- Will I be working while I earn my master’s? If so, how much time could I dedicate to an on campus program?
- What fields of criminal justice do I enjoy the most?
- Do I want my master’s for knowledge, job advancement or additional career opportunities?
If you have already secured an entry-level position with your undergraduate degree, studying for your master’s online may be easier than attending classes in person. Many students who work full-time complete their master’s at online universities, and these accredited institutions have come to be as accepted and sought after as physical campuses.
The particular field of interest you wish to study for your master’s will have the largest impact on your decision of where to study. A general Master of Science in Criminal Justice is available in many major universities, but there are some schools that are revered for their specializations in master’s degrees in Homeland Security or Criminal Psychology. Deciding on your concentration will make facilitate the process of locating schools.
Top Careers for those with a Master’s in Criminal Justice

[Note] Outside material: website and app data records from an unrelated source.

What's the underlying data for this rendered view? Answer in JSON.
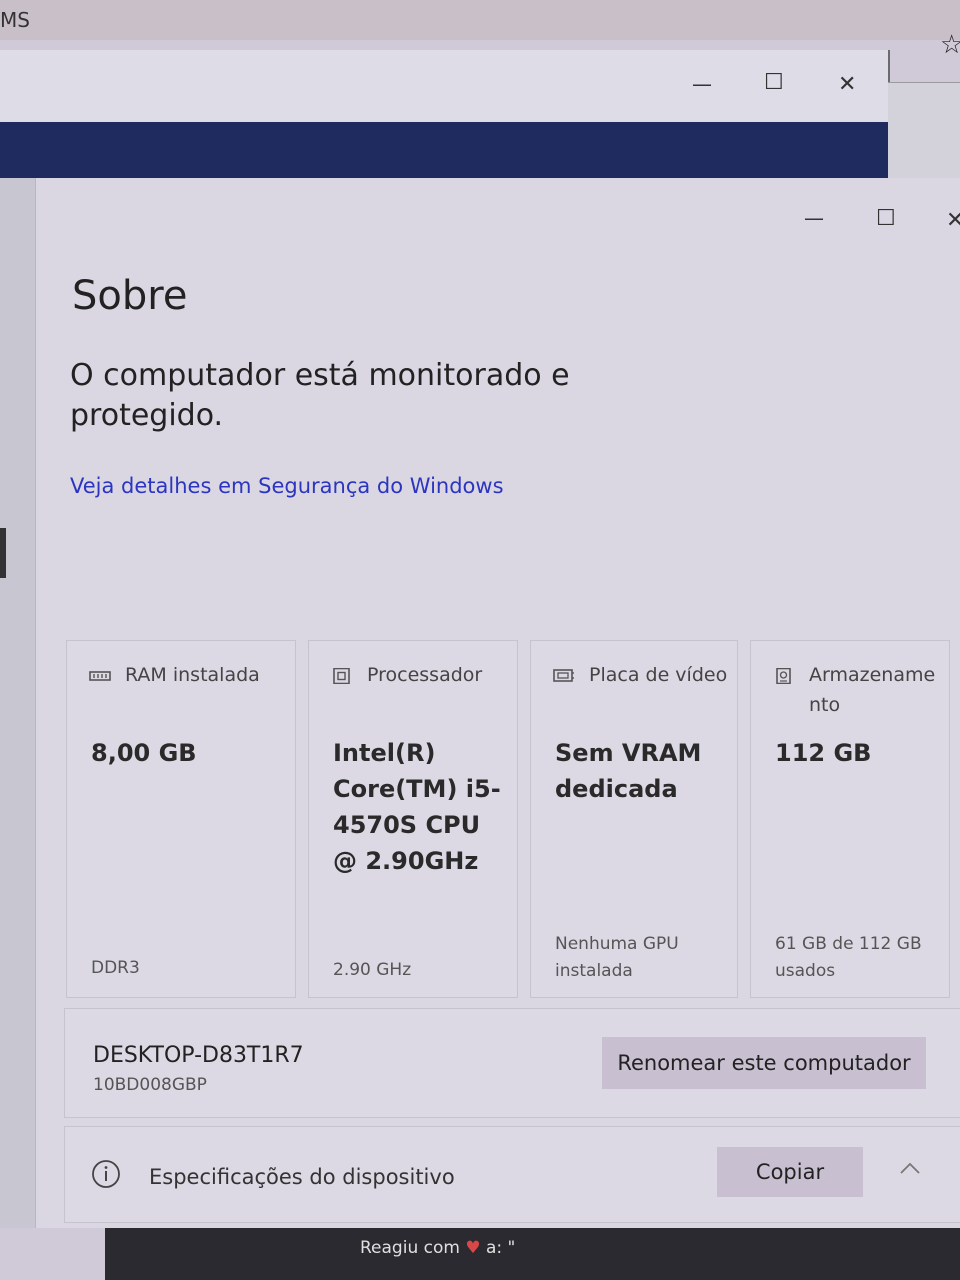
{
  "background": {
    "top_text": "MS"
  },
  "windows": {
    "back": {
      "minimize": "—",
      "maximize": "☐",
      "close": "✕"
    },
    "main": {
      "minimize": "—",
      "maximize": "☐",
      "close": "✕"
    }
  },
  "about": {
    "title": "Sobre",
    "status": "O computador está monitorado e protegido.",
    "security_link": "Veja detalhes em Segurança do Windows"
  },
  "cards": [
    {
      "label": "RAM instalada",
      "value": "8,00 GB",
      "detail": "DDR3",
      "icon": "ram-icon"
    },
    {
      "label": "Processador",
      "value": "Intel(R) Core(TM) i5-4570S CPU @ 2.90GHz",
      "detail": "2.90 GHz",
      "icon": "processor-icon"
    },
    {
      "label": "Placa de vídeo",
      "value": "Sem VRAM dedicada",
      "detail": "Nenhuma GPU instalada",
      "icon": "gpu-icon"
    },
    {
      "label": "Armazenamento",
      "value": "112 GB",
      "detail": "61 GB de 112 GB usados",
      "icon": "storage-icon"
    }
  ],
  "device": {
    "name": "DESKTOP-D83T1R7",
    "model": "10BD008GBP",
    "rename_button": "Renomear este computador"
  },
  "specs": {
    "label": "Especificações do dispositivo",
    "copy_button": "Copiar"
  },
  "taskbar": {
    "preview_text": "Reagiu com",
    "preview_suffix": "a: \""
  },
  "colors": {
    "link": "#2c35c0",
    "band": "#1f2a5e",
    "button": "#c8bfd0"
  }
}
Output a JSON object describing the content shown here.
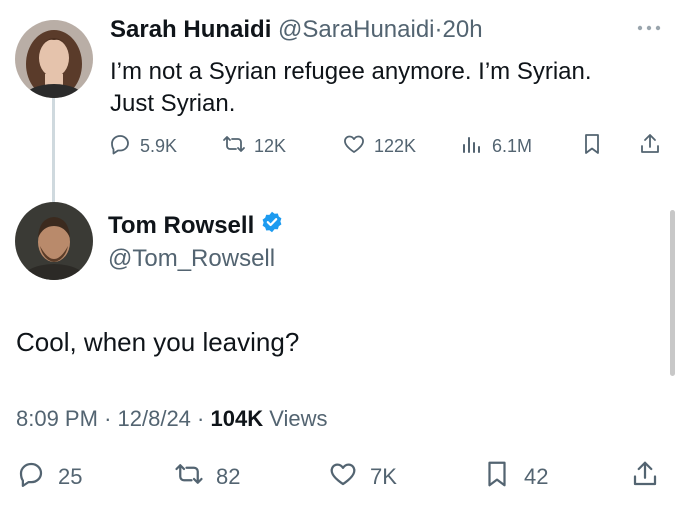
{
  "parent_tweet": {
    "name": "Sarah Hunaidi",
    "handle": "@SaraHunaidi",
    "separator": "·",
    "time": "20h",
    "text_line1": "I’m not a Syrian refugee anymore. I’m Syrian.",
    "text_line2": "Just Syrian.",
    "replies": "5.9K",
    "reposts": "12K",
    "likes": "122K",
    "views": "6.1M"
  },
  "reply_tweet": {
    "name": "Tom Rowsell",
    "handle": "@Tom_Rowsell",
    "text": "Cool, when you leaving?",
    "time": "8:09 PM",
    "sep1": "·",
    "date": "12/8/24",
    "sep2": "·",
    "views_count": "104K",
    "views_label": "Views",
    "replies": "25",
    "reposts": "82",
    "likes": "7K",
    "bookmarks": "42"
  },
  "colors": {
    "text": "#0f1419",
    "muted": "#536471",
    "verified": "#1d9bf0",
    "thread_line": "#cfd9de"
  },
  "icons": [
    "more-icon",
    "reply-icon",
    "repost-icon",
    "like-icon",
    "views-icon",
    "bookmark-icon",
    "share-icon",
    "verified-badge-icon"
  ]
}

Some of the careers that a person with a master’s degree in criminal justice may consider are an FBI agent (there are dozens of divisions in the FBI with different objectives, responsibilities and requirements), a probation officer, a crime analyst, a criminologist, a forensic psychologist and a policy researcher. Because the majority of careers in criminal justice are with the government, applicants will also have to meet the state and federal regulations. Research pursuits in criminal justice offer more office-based career opportunities that will work well for a person who is interested in the psychological and technical sides of law enforcement. The salaries vary depending on the career, but criminal investigators and detectives were earning $40,780-$127,400 in May 2014 (BLS).

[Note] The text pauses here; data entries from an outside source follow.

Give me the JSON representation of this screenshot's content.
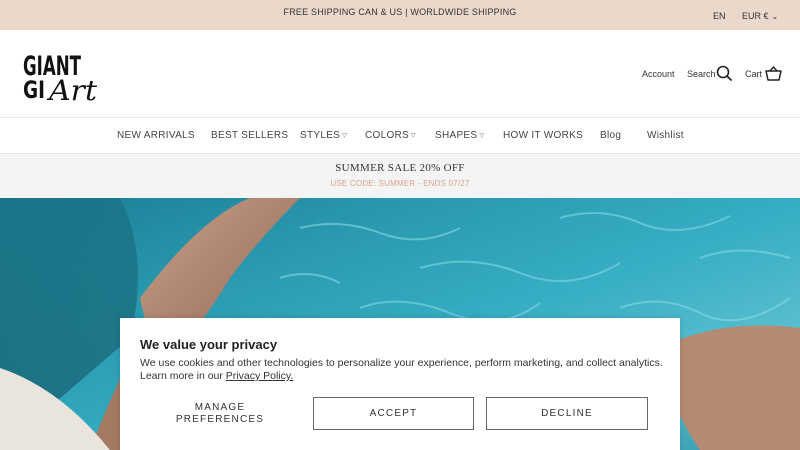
{
  "announcement": {
    "text": "FREE SHIPPING CAN & US | WORLDWIDE SHIPPING",
    "language": "EN",
    "currency": "EUR €"
  },
  "header": {
    "logo_text": "GIANT Art",
    "account_label": "Account",
    "search_label": "Search",
    "cart_label": "Cart"
  },
  "nav": {
    "items": [
      {
        "label": "NEW ARRIVALS"
      },
      {
        "label": "BEST SELLERS"
      },
      {
        "label": "STYLES"
      },
      {
        "label": "COLORS"
      },
      {
        "label": "SHAPES"
      },
      {
        "label": "HOW IT WORKS"
      },
      {
        "label": "Blog"
      },
      {
        "label": "Wishlist"
      }
    ]
  },
  "promo": {
    "title": "SUMMER SALE 20% OFF",
    "subtitle": "USE CODE: SUMMER - ENDS 07/27"
  },
  "cookie_banner": {
    "title": "We value your privacy",
    "text": "We use cookies and other technologies to personalize your experience, perform marketing, and collect analytics. Learn more in our ",
    "link_text": "Privacy Policy.",
    "manage_line1": "MANAGE",
    "manage_line2": "PREFERENCES",
    "accept_label": "ACCEPT",
    "decline_label": "DECLINE"
  },
  "colors": {
    "announcement_bg": "#ead8cb",
    "promo_subtitle": "#d9a08f",
    "pool_water": "#2a9ab0"
  }
}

As with most jobs, education, experience, location and the agency itself will have an impact on the salary that one receives.
The majority of students who choose to pursue a master’s of criminal justice do so because they dream of one day working in an upper-level law enforcement position that can only be obtained with a higher degree. Likewise, the following careers are considered to be the top choices of those who have studied criminal justice extensively and are looking to put all of their dedication, research and passion for the field to good use.
Criminal justice graduates can work in labs, schools, offices or for the federal or state government.
A criminologist study the various contributory factors of crime such as demographics, criminal and social behavior, psychology and statistics. The analyses and predictions of a criminologist are reported in order to come up with preventative measures that will ensure public safety, lead toward the arrest and persecution of criminals and help determine how an individual crime fits into a larger pattern.
Criminologists can work in many different environments, from academic settings such as colleges to government offices to various law enforcement agencies.
FBI Special Agent
The Federal Bureau of Investigation offers many careers across all branches of criminal justice, but one of the most sought after position for master’s of criminal justice students is a special agent. Special agents in the FBI can work in a variety of different sectors, such as Counterterrorism, Counterintelligence and Criminal Investigation.
A forensic psychologist is such an extremely specialized profession that requires determination and passion to make it through years of study and often times difficult work experiences. A forensic psychologist is tasked with assisting various members of the justice system, from lawyers to detectives, in cases and apprehending criminals.
As with most jobs in criminal justice, the location of a forensic physiologist can vary from universities and public institutions as a professor to federal offices, where they may travel and interview criminals, work with detectives on active cases and appear in court rooms during trials.